THE PROBLEM:
Repeat the listing below in full and exactly. Pictures are to be omitted.

RECORDED DATA:
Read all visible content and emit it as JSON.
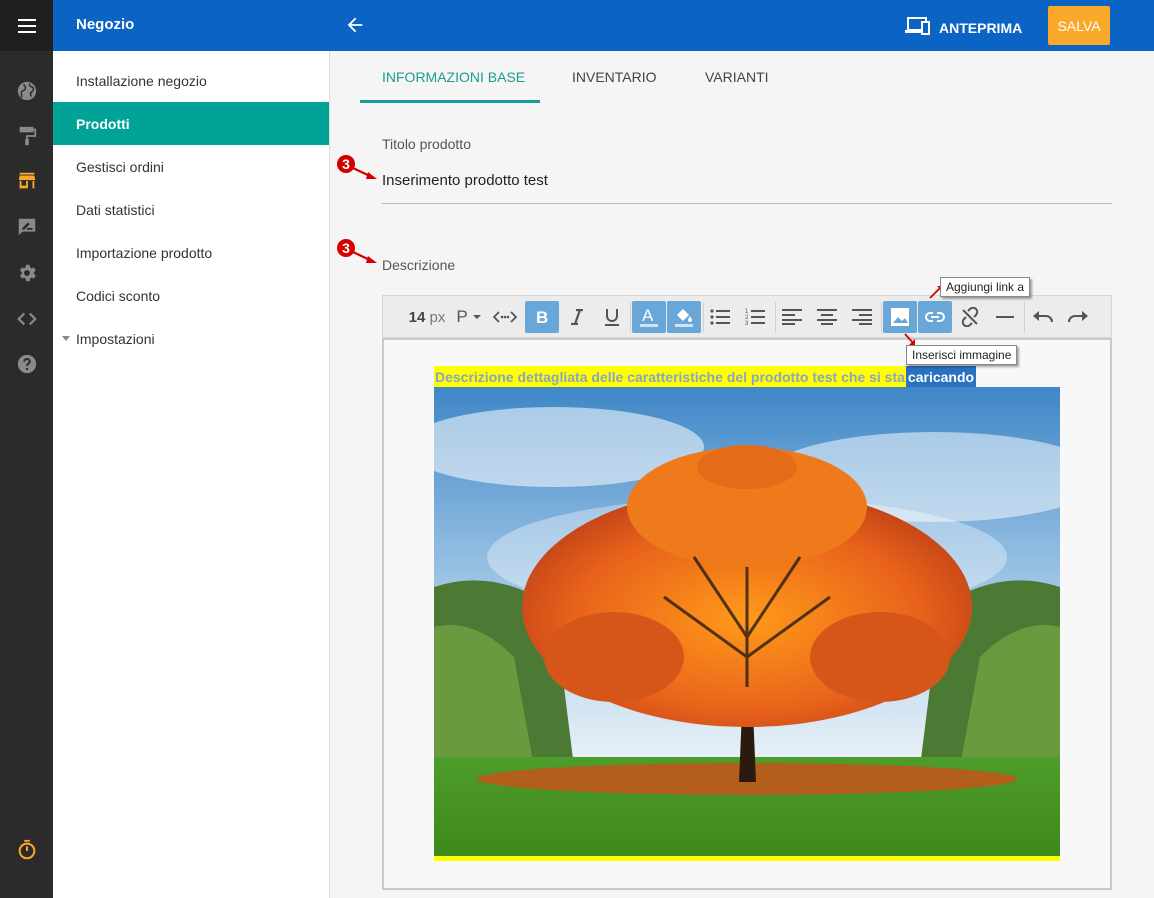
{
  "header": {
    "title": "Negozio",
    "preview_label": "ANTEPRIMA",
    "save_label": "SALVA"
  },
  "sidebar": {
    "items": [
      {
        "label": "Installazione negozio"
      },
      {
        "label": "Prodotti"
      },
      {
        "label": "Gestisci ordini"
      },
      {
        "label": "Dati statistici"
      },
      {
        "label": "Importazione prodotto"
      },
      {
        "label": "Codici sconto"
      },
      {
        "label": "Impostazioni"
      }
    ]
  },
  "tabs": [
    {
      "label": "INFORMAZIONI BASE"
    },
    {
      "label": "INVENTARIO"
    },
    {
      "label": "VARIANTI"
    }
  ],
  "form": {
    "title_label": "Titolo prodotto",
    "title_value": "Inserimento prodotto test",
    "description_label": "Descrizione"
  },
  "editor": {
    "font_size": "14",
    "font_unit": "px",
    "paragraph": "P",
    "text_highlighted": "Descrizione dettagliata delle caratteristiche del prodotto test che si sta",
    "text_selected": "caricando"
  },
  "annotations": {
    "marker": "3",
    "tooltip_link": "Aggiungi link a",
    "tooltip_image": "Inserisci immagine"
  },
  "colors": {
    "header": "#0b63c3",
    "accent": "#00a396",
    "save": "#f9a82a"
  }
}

REPLY TO THE TASK:
Read all visible content and emit it as JSON.
{
  "header": {
    "title": "Negozio",
    "preview_label": "ANTEPRIMA",
    "save_label": "SALVA"
  },
  "sidebar": {
    "items": [
      {
        "label": "Installazione negozio"
      },
      {
        "label": "Prodotti"
      },
      {
        "label": "Gestisci ordini"
      },
      {
        "label": "Dati statistici"
      },
      {
        "label": "Importazione prodotto"
      },
      {
        "label": "Codici sconto"
      },
      {
        "label": "Impostazioni"
      }
    ]
  },
  "tabs": [
    {
      "label": "INFORMAZIONI BASE"
    },
    {
      "label": "INVENTARIO"
    },
    {
      "label": "VARIANTI"
    }
  ],
  "form": {
    "title_label": "Titolo prodotto",
    "title_value": "Inserimento prodotto test",
    "description_label": "Descrizione"
  },
  "editor": {
    "font_size": "14",
    "font_unit": "px",
    "paragraph": "P",
    "text_highlighted": "Descrizione dettagliata delle caratteristiche del prodotto test che si sta",
    "text_selected": "caricando"
  },
  "annotations": {
    "marker": "3",
    "tooltip_link": "Aggiungi link a",
    "tooltip_image": "Inserisci immagine"
  },
  "colors": {
    "header": "#0b63c3",
    "accent": "#00a396",
    "save": "#f9a82a"
  }
}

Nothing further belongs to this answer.